▶ INSTRUCTIONS FOR THE TASK: The answer should be each line of the records that contains the word "days"; please copy them all.

App and web page records:
★ ★ ★ ★ ★
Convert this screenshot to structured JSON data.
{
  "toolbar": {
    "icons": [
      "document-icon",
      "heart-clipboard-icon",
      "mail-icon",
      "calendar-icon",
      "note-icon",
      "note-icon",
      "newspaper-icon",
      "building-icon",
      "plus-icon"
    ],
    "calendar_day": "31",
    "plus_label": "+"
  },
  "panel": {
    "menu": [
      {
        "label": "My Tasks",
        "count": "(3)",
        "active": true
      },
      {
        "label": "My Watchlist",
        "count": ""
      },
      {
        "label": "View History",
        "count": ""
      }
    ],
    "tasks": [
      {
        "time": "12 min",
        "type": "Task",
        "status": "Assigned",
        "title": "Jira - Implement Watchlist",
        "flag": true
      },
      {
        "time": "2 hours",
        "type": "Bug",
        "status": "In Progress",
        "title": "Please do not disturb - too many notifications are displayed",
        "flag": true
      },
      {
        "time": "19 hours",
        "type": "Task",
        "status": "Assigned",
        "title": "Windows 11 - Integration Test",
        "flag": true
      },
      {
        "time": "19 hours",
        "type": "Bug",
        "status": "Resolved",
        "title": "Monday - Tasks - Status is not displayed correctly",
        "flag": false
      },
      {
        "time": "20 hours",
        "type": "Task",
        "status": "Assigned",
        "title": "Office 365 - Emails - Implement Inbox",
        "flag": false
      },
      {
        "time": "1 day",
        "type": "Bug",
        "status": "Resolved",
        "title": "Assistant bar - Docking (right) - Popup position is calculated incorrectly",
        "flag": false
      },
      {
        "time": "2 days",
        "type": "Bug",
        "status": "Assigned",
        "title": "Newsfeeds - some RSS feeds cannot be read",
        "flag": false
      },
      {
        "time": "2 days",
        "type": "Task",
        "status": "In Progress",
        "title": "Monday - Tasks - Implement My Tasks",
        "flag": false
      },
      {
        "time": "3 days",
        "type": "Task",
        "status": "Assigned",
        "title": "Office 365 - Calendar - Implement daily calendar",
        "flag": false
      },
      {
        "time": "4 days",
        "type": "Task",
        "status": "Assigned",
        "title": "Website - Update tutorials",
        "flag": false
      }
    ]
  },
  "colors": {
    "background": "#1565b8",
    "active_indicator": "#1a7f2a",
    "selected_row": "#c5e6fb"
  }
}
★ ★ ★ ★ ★
▶ TASK SOLUTION:
        "time": "2 days",
        "time": "2 days",
        "time": "3 days",
        "time": "4 days",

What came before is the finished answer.